The CD of Melbourne vases presents the collection built up by the late Peter Connor; it contains 70 vases (two were stolen in 1990 but still appear here). The images are actually contained on a FileMakerPro database; they thus can be accessed separately, read by Adobe Photoshop, and then saved or printed. One can either scroll through the collection pot-by-pot (they are arranged by shape not chronology), or one can search from a prepared list of themes in several categories (“myth” [e.g., Boreas], “subject” [e.g., festival, Anthesteria], “animal” [hare, minotaur]). Select a vase with these features and one sees the spreadsheet entries. The vases cannot be saved or printed from this program.
The main photographs are somewhat small (12 x 16 cm), so details are not readily discernible. The QuickTime Virtual Reality feature brings up an even smaller image that can be turned and flipped; when zoomed, the image is blurry. Again, this CD is already dated: Mac OS X cannot read it.
The vases in this collection are, for the most part, rather modest. A few interesting pieces include a Mycenaean IIIB jug; a mid to late Corinthian jug with running dogs; a rather nice black-figure band cup with fight scenes; a neck amphora in the circle of the Antimenes Painter with a collection of divinities; an uncluttered Leagros Group lekythos with Hermes, Artemis, and Apollo; a cup by the Epeleios Painter with an uninterrupted gymnasium scene on the exterior and a youth with a discus on the interior; a red-figure Nolan amphora by the Painter of Leningrad 702 with father on one side and mother sending off her traveling son on the other; the prize piece, a red-figure column krater by the Comacchio Painter with a bearded man with a traveling hat threatening a woman with his sword (Orestes and Clytemnestra?); and a late fourth century red-figure krater by the Boston Ready Painter with women in a domestic setting on one side and draped youths on the other.
The Ayia Sophia disk is the one that perhaps best uses the CD format, for it contains a simple .pdf file that publishes the book and presents it page by page as well as in other formats. The book is that published by Gaspard (or Gaspare) Fossati in 1852, who, with his brother Giuseppe, had been the architects that had transformed the church into the mosque in 1849 (dedication 13 July). The page-by-page duplication of the book simply photographs each opened page, allowing one to zoom in on the French text and lithographs.
Accompanying features include detailed instructions on how to operate the Adobe Reader program needed to access the .pdf file (both Adobe versions 6 and 7), a history of the Fossatis and Sultan Abdülmecid, a description of the mosaics and how they were covered up, a history of Ayia Sophia, and several pages about the physical qualities of the book itself (the binding and collation, and provenance of the book in the Bancroft Library). There are also descriptions of the plates in English, while the plates themselves can be displayed with short English captions.

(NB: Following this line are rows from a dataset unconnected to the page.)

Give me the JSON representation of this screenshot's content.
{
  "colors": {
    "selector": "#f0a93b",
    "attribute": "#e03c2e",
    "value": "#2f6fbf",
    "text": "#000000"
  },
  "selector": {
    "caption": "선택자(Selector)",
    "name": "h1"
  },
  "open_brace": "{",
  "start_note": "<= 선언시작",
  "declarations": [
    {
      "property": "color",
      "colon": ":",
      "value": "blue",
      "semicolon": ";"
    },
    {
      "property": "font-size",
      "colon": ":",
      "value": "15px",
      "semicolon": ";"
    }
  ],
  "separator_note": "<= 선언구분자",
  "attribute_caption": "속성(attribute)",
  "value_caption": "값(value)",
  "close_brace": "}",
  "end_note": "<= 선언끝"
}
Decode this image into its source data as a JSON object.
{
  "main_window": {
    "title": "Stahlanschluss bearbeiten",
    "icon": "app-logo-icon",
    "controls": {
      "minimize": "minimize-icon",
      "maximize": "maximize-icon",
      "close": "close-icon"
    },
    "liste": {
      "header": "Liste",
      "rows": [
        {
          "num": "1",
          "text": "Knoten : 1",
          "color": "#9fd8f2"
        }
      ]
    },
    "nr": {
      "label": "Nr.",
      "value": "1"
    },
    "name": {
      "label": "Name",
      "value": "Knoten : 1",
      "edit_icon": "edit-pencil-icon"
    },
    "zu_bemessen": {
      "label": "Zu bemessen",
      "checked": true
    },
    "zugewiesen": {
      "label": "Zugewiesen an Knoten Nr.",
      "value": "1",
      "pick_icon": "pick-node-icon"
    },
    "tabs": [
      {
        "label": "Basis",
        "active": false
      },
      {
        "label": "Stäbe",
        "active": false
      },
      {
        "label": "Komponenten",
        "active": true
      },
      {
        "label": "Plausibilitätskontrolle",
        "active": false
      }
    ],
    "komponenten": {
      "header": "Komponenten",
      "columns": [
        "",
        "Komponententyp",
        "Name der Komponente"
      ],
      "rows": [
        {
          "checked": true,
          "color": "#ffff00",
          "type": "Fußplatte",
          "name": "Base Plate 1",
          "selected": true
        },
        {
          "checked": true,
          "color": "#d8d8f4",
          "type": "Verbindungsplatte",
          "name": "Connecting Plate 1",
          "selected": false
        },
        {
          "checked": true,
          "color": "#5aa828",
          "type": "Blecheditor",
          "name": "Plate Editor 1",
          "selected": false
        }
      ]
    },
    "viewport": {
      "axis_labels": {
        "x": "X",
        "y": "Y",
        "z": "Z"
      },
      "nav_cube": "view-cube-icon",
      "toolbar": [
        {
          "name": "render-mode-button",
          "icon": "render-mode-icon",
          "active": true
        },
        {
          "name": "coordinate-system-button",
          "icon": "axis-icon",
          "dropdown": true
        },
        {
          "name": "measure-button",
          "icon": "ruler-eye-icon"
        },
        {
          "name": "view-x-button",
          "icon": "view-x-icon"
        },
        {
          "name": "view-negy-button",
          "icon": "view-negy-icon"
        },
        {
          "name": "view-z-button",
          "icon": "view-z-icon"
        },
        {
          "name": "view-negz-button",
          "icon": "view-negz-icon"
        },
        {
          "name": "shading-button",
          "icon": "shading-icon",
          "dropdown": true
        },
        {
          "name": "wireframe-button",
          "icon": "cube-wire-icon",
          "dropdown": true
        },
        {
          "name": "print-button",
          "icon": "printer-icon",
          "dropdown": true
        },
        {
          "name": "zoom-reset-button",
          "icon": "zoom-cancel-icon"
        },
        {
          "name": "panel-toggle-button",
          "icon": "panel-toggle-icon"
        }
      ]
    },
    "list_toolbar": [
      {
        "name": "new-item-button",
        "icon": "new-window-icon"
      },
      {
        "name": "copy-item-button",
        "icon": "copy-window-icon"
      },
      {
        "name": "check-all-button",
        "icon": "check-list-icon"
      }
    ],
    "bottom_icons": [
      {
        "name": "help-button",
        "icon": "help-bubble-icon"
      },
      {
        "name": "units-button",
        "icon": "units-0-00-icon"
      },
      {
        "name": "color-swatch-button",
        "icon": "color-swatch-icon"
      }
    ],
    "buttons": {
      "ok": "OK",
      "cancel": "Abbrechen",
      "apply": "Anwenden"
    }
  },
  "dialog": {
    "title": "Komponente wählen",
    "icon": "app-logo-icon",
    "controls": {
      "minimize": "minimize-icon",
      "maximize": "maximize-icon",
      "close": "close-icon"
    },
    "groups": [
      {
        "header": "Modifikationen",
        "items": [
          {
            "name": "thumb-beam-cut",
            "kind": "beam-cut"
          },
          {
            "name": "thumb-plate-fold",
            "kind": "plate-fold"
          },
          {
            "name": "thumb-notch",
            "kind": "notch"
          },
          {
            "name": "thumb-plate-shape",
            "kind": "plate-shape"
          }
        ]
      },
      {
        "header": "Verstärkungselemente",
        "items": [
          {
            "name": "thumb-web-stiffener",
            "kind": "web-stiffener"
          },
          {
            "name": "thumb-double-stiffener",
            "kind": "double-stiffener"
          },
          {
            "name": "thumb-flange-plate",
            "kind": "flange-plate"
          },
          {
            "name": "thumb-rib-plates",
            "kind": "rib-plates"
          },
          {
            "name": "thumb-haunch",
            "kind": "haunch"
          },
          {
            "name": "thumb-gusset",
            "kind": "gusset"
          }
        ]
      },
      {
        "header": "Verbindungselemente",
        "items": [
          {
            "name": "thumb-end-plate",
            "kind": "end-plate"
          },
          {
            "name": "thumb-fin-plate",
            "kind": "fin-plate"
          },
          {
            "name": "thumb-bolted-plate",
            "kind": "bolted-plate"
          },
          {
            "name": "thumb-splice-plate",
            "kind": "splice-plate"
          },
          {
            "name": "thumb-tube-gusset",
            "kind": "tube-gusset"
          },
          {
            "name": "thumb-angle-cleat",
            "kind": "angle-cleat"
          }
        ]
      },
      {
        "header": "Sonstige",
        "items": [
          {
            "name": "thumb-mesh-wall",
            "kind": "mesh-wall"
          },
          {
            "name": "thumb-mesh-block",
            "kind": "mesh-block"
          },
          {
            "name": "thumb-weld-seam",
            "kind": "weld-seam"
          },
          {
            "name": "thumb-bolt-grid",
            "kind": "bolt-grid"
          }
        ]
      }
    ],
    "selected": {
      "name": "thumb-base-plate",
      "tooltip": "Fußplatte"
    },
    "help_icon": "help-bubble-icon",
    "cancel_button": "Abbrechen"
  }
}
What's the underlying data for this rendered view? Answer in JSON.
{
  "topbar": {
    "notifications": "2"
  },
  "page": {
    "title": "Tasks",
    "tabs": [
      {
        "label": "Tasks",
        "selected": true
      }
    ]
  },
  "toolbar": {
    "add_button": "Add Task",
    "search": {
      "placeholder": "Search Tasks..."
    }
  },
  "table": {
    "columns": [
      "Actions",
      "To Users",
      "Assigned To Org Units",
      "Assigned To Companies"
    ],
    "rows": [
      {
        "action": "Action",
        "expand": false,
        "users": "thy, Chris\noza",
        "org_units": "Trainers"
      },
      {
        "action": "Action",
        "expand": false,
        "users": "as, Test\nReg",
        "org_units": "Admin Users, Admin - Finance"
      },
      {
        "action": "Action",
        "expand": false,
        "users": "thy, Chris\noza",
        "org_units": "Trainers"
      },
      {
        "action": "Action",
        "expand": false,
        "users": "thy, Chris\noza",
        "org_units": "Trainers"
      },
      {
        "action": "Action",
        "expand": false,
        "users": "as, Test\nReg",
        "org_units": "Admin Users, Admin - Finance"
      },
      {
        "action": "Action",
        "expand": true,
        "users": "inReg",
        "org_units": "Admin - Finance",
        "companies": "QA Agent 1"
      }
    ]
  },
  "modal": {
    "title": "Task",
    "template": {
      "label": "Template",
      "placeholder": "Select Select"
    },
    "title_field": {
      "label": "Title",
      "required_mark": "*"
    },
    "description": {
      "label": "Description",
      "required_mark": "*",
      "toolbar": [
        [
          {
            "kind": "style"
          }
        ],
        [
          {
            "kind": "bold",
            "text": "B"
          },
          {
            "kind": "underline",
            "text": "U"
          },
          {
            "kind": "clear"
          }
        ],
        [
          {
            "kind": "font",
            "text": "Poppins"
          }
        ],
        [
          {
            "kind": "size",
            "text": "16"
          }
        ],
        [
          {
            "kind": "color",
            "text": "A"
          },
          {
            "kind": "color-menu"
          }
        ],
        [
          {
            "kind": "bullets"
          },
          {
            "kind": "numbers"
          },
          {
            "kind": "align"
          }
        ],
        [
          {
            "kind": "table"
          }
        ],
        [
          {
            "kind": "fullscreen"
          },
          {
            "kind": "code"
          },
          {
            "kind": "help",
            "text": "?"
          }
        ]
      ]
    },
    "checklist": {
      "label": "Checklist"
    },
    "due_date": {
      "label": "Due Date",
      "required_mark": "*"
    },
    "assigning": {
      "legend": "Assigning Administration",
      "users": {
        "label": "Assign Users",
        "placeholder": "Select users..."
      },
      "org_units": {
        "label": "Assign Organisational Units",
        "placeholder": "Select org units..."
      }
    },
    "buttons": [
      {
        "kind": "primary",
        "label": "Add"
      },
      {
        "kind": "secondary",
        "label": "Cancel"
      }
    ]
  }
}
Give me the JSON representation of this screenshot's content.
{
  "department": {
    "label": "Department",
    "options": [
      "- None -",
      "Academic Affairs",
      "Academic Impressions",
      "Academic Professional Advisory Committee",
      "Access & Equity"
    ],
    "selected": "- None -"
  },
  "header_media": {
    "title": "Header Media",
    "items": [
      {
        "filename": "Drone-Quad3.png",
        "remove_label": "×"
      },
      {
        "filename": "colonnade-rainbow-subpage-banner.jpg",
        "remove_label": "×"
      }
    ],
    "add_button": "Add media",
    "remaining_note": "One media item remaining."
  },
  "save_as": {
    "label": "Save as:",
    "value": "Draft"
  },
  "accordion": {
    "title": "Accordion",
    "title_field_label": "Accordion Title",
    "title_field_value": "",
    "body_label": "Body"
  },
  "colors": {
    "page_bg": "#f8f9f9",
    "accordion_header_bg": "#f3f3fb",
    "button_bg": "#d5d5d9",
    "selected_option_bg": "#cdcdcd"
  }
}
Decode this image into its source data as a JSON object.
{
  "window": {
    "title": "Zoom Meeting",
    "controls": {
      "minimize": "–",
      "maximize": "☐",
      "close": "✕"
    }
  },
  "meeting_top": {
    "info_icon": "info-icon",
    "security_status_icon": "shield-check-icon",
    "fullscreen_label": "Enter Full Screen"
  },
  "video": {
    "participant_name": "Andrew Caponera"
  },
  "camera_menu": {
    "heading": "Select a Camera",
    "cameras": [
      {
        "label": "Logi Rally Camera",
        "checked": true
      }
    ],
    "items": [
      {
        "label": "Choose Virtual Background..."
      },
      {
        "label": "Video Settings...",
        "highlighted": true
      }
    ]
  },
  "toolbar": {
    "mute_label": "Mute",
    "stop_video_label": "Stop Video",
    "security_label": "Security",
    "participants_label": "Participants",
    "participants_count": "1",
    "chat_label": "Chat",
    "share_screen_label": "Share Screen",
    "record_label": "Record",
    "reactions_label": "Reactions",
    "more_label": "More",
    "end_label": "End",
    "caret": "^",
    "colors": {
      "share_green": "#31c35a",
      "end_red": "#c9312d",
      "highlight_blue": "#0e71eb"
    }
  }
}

The text can be copied and printed.
There is also a section on Octavo editions, as well as the URL for their website (www.octavo.com): “The goal of Octavo’s imaging process is to present works as they were originally published.” From the website, I found that Octavo publishes several works of interest in both CD and hardcopy facsimile, such as Fontana’s book on the Vatican “Obelisk,” Galileo’s Sidereus Nuncius, Johnson’s Dictionary, the Gutenburg Bible, Shakespeare’s Folio, Newton’s Opticks, Mercator’s Atlas, and Wyclif’s New Testament. The CDs cost $30–$50 generally, while the facsimiles run several hundred dollars. Either format seems inexpensive, especially considering the quality of production. Nearly everyone can afford a copy of these historic publications.
Department of Classics
University of Kansas
Lawrence, Kansas 66045-7095
Review Article: Archaeological CDs
By John G. Younger
American Journal of Archaeology Volume 110 Number 1 (January 2006), published online at www.ajaonline.org/online-review-article/423